2. Your job is not like school.
I received three days of orientation, and then it was my turn to take control of the register. I had to learn quickly or suffer the consequences. No manager is going to tell you, "Aw, it's okay that you accidentally added $50 to their bill. You'll do better next time!" No customer is going to give you a gold star if you rang up most of their order correctly. Learning fast and thinking on your feet are vital skills to possess (or develop) when working in any new environment.
3. Patience is key.
Ever hear the old adage, "Don't shoot the messenger"? Well, many customers haven't, at least in my experience. If the cherries are too expensive, if the best brand of chips is out of stock, if the debit card is denied, it's the cashier who bears witness and takes the brunt of the complaints. But in those moments where you want to roll your eyes and scream, "Okay! I get it! I can't do anything to help you!" remaining cordial is important. The way you act can sometimes make or break a customer's experience. Plus, it's the right thing to do. Expressing your anger will only make the customer more upset. So keep on smiling and asking, "Did you find everything you needed today?" even if you dread the response.
4. Celebrate the little things.
Even though the work itself may not be much fun, I've found ways to drastically improve my long shifts. My place of employment runs different competitions to see who is the fastest at checking, so I challenge myself to complete each order as quickly and effectively as possible. Even sharing a funny story with coworkers or having conversations beyond "How are you? Good." with patrons can do a lot to brighten up your day. Staying positive helps the day go by just a little more quickly.
5. Working is a big step into the "adult world".
For the first time, I've had to interview, clock in and out and pick up my pay stubs. In the very near future I'm going to have to do taxes (shudder). There are a lot of grown-up things attached to that name badge and pricing gun. I'm learning how to manage my money, schedule efficiently and interact with many members of the local community. It's a giant leap into the world of "adulting", and I'm grateful that I took that step forward. Working has made me appreciate what I already have. It's made me contemplate my future, and the steps I will have to take in order to attain my chosen career path. Many of the skills I've retained through this job and my internship are ones that can translate into any profession. Though my experience in the working world has been brief, I'll carry the lessons I learned throughout the rest of my life.

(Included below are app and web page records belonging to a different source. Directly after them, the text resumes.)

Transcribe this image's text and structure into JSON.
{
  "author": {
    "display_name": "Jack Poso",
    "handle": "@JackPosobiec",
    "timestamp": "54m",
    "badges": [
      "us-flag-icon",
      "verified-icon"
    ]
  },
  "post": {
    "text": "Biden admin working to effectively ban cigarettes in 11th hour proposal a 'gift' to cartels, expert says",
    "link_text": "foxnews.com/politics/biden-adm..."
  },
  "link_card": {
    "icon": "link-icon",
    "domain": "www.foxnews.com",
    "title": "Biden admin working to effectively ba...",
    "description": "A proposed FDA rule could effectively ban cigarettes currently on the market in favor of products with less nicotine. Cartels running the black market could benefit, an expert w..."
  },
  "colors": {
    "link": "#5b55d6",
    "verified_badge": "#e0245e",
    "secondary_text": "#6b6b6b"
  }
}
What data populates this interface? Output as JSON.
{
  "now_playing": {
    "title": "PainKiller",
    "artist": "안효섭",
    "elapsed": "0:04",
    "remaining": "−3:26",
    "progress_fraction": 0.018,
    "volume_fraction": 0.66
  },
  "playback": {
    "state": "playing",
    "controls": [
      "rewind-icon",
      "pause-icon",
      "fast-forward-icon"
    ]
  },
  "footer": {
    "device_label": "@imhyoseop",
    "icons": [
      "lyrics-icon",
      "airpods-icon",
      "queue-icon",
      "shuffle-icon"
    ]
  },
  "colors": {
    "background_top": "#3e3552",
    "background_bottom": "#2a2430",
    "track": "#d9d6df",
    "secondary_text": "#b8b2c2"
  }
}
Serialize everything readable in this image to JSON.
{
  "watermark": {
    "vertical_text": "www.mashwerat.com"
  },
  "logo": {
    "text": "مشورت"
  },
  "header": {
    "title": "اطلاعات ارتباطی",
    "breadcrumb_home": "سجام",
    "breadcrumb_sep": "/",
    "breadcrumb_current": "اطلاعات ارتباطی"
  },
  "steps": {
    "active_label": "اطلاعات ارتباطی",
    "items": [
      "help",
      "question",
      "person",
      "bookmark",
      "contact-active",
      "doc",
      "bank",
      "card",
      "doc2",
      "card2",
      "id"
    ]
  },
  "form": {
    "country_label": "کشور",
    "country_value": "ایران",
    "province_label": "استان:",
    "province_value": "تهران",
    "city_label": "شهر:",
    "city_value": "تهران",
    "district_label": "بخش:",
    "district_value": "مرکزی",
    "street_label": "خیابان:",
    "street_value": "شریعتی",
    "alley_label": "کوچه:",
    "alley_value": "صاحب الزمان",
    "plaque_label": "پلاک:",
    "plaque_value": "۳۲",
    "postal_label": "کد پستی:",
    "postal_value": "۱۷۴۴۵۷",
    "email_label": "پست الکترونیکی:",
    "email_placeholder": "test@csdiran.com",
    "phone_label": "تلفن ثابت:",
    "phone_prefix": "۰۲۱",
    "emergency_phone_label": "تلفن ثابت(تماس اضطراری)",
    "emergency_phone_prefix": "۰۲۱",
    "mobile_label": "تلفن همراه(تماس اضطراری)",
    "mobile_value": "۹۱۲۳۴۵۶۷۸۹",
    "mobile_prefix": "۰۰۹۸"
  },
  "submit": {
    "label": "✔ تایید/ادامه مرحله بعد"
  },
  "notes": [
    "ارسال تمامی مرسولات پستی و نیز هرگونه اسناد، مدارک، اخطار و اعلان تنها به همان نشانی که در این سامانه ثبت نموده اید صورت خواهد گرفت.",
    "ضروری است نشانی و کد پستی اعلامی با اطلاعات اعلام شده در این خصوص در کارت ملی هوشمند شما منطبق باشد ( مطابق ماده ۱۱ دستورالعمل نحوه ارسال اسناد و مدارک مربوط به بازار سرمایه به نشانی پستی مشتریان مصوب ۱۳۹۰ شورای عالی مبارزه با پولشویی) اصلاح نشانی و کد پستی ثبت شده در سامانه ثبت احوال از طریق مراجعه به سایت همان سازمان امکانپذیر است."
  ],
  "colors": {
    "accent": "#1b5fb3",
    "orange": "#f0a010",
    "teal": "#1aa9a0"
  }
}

P.S. If anyone wants to know about the 10 for 10 deal on yogurt this weekend, the correct way to replace the paper in the register or where the dairy section is, I'd be happy to help. Just come on down to lane nine and ask .